God wants to make clear to us how much we mean to him. And in the incarnation, God speaks to us from his heart. “God the only Son, who is close to the Father’s heart, has made him known.”
God the only Son, Jesus Christ, the Word made flesh—the incarnation is the deep mystery that we celebrate during Christmastide. In preparing for this season several weeks ago, I had a conversation with one of the members of this congregation. He called attention to a story that one often hears from the pulpit this time of year. I told him I’d heard it before. He then suggested that it might be worth retelling to illustrate the struggle God has in making himself known to us, his estranged creatures, and how God, as it were, resolved that struggle. With it we will conclude our message this morning.
It was Christmas eve. The man told his wife: “I’m really sorry to disappoint you, but I’m not going with you to church this Christmas Eve.” Since he didn’t really believe the story, he said he’d feel like a hypocrite, that he’d much rather just stay at home, but that he would wait up for them. And so he stayed home and they went to the midnight service.
After the family drove away in the car, snow began to fall. He went to the window to watch the flurries. They soon became heavier and heavier. He withdrew from the window and returned to his chair and began to read his newspaper. Minutes later he was startled by a thudding sound…then another, and then another. It was a distinct thudding or thumping sound. At first he thought someone must be throwing snowballs against his living room window. But when he went to the front door to investigate, he found a flock of birds huddled miserably in the snow. They’d been caught in the storm and, in a desperate search for shelter, they’d tried to fly through his large landscape window.

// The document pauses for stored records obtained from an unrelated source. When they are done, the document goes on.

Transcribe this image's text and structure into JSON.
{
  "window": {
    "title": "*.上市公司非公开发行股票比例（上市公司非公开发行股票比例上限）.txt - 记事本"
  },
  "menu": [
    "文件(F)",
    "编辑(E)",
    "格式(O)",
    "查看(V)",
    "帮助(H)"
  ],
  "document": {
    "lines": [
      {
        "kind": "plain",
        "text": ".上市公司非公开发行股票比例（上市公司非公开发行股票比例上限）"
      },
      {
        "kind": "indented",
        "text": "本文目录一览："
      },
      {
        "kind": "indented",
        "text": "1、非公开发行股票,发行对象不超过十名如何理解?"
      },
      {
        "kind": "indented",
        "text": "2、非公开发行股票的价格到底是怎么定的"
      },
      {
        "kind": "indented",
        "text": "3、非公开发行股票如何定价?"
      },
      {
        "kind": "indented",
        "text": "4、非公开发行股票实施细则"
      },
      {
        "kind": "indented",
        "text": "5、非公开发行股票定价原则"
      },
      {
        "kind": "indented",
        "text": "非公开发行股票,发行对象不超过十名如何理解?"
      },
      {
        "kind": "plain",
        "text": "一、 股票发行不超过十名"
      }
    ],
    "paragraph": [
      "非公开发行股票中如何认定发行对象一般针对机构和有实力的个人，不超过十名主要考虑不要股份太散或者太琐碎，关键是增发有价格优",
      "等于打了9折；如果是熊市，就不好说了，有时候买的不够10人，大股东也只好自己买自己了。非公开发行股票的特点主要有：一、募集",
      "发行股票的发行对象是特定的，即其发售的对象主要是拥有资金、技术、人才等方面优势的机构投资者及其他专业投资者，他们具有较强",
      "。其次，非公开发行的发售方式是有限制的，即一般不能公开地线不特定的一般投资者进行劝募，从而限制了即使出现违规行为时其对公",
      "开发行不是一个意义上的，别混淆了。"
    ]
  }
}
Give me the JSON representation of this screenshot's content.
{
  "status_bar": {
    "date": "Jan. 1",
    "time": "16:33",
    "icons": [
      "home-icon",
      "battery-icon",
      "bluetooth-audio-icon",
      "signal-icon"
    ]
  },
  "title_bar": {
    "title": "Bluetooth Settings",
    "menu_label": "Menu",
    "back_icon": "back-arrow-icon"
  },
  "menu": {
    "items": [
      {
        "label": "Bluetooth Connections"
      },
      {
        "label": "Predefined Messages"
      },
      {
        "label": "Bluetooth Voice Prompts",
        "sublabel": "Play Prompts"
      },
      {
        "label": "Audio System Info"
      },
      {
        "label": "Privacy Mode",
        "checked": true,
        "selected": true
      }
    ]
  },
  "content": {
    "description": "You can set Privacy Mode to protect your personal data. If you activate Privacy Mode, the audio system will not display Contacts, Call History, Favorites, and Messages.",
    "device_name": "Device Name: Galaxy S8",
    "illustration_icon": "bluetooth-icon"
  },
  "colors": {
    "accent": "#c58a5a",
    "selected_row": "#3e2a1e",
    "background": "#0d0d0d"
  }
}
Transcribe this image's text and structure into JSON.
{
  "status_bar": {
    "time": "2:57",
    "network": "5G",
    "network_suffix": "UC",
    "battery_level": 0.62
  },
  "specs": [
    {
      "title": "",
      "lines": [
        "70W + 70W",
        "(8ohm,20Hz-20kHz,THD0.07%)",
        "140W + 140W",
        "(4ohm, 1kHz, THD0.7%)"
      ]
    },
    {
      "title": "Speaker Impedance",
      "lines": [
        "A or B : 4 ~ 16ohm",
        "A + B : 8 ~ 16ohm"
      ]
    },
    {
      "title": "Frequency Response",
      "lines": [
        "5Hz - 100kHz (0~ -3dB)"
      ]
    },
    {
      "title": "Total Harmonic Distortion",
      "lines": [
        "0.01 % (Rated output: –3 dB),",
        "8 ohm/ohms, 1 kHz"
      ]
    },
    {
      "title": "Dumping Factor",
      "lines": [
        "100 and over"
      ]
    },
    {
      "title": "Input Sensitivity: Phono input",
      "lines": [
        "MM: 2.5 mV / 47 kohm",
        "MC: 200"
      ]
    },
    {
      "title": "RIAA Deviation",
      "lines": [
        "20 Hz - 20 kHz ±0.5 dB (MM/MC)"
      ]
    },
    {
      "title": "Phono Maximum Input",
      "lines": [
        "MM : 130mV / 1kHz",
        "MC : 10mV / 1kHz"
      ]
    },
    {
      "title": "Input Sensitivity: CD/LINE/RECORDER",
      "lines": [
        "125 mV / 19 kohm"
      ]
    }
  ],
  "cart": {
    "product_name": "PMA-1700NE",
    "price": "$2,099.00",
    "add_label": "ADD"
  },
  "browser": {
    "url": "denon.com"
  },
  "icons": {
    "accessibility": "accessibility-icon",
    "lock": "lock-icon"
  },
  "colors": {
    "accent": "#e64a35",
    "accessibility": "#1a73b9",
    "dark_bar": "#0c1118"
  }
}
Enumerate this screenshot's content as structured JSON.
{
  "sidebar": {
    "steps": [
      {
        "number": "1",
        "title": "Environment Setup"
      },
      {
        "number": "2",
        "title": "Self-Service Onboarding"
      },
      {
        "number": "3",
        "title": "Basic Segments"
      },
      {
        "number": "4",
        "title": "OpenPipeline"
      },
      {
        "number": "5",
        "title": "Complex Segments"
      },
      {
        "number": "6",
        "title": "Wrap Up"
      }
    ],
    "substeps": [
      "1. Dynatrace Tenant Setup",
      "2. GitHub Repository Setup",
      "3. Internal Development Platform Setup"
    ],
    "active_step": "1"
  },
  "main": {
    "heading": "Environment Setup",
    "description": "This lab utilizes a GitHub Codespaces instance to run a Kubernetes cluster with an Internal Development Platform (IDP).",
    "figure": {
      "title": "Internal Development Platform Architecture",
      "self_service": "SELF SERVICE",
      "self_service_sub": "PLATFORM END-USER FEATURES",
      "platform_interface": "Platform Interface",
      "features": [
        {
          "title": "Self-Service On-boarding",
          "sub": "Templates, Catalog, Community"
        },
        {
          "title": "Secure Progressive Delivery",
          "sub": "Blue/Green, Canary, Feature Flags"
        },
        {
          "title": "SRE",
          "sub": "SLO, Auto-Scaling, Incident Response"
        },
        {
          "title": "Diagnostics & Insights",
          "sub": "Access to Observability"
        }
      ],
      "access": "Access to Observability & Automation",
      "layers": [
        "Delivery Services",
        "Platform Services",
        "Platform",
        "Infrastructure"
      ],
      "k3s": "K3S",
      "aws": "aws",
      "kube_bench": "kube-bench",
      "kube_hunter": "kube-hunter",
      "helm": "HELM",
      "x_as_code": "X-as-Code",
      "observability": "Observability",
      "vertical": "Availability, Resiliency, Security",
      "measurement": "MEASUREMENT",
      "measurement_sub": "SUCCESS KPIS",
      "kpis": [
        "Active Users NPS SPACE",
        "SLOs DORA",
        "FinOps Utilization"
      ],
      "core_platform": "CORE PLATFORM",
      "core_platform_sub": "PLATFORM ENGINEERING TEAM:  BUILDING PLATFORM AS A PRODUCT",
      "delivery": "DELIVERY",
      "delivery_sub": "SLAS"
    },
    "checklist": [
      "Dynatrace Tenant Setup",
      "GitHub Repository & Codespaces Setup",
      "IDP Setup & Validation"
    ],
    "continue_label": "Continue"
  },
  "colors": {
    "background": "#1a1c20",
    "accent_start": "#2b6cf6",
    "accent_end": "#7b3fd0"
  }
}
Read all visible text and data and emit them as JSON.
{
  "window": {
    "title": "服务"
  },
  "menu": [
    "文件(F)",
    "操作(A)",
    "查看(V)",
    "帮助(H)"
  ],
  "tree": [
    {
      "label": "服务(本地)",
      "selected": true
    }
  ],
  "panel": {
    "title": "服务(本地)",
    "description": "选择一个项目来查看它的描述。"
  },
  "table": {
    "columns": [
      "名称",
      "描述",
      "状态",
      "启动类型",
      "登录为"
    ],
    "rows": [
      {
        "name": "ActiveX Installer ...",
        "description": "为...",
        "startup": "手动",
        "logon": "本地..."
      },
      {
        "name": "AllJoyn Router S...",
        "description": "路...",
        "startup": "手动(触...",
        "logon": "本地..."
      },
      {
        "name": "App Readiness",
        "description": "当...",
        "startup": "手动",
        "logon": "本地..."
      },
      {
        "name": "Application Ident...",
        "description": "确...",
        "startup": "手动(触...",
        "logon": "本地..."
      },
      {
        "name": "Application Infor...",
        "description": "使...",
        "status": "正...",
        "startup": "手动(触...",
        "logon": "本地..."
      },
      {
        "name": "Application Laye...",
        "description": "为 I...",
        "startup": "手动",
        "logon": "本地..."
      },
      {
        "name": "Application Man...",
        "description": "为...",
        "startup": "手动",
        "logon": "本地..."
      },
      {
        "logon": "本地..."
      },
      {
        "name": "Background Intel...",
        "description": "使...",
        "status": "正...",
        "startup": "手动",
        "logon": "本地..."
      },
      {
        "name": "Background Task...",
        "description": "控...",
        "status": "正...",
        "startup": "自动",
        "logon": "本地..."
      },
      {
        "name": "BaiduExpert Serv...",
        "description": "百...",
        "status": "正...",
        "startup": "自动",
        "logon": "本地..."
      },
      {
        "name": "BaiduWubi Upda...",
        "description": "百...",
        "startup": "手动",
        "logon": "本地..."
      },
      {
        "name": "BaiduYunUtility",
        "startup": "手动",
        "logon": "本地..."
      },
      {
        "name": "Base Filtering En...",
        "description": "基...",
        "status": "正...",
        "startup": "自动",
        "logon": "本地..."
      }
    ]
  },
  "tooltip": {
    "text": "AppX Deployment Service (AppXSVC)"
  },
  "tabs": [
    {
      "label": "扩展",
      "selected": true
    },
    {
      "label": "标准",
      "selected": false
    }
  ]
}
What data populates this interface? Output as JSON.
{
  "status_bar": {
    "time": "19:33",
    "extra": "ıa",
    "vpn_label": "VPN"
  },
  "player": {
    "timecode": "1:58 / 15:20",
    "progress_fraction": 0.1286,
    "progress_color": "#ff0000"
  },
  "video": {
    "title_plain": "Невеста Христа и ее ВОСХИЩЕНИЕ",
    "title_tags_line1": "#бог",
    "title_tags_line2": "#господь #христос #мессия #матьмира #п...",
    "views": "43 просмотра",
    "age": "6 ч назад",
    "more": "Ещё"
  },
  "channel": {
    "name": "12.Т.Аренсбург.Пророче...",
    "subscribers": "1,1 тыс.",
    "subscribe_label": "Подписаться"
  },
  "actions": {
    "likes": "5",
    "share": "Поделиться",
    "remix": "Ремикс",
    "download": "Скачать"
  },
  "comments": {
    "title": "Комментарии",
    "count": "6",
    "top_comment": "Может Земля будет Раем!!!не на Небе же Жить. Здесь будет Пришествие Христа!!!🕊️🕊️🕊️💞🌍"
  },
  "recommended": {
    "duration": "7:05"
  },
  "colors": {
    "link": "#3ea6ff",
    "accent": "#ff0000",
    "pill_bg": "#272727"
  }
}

He didn’t want to let the poor creatures lie there and freeze, so he thought of the barn where his children kept their pony. That would provide a warm shelter, if he could somehow direct the birds into it.
So he put on his coat and boots and tramped through the deepening snow to the barn. He opened the doors wide and turned on a light, but the birds did not follow him. He then had an idea: food would lure them! So he hurried back to the house, made bread crumbs, and brought them outside. He then began to sprinkle them on the snow, making a trail to the open door of the barn. But to his dismay, the birds ignored the bread crumbs, and continued to flap around helplessly in the snow. Then he tried catching them. When that didn’t work, he tried shooing them into the barn by walking around them waving his arms. That only made them scatter in every direction, except into the warm barn.
And then, he realized that they were afraid of him. To them, he reasoned, I am a strange and terrifying creature. If only I could think of some way to let them know that they can trust me…That I am not trying to hurt them, but to help them. But how? He’d already discovered that any move he’d make tended to frighten them, to confuse them. They just would not follow. They would not be lured or caught or led because they feared him.
“If only I could be a bird,” he thought to himself, “and mingle with them and speak their language. Then I could tell them not to be afraid. Then I could show them the way to the safe warm barn. But I would have to be one of them so they could see and hear, so that they could know and understand.”
At that moment the church bells began to ring. The sound reached his ears above the sounds of the wind. And he stood there listening to the bells pealing the glad tidings of Christmas.
And then he sank to his knees in the snow and began to pray. Amen.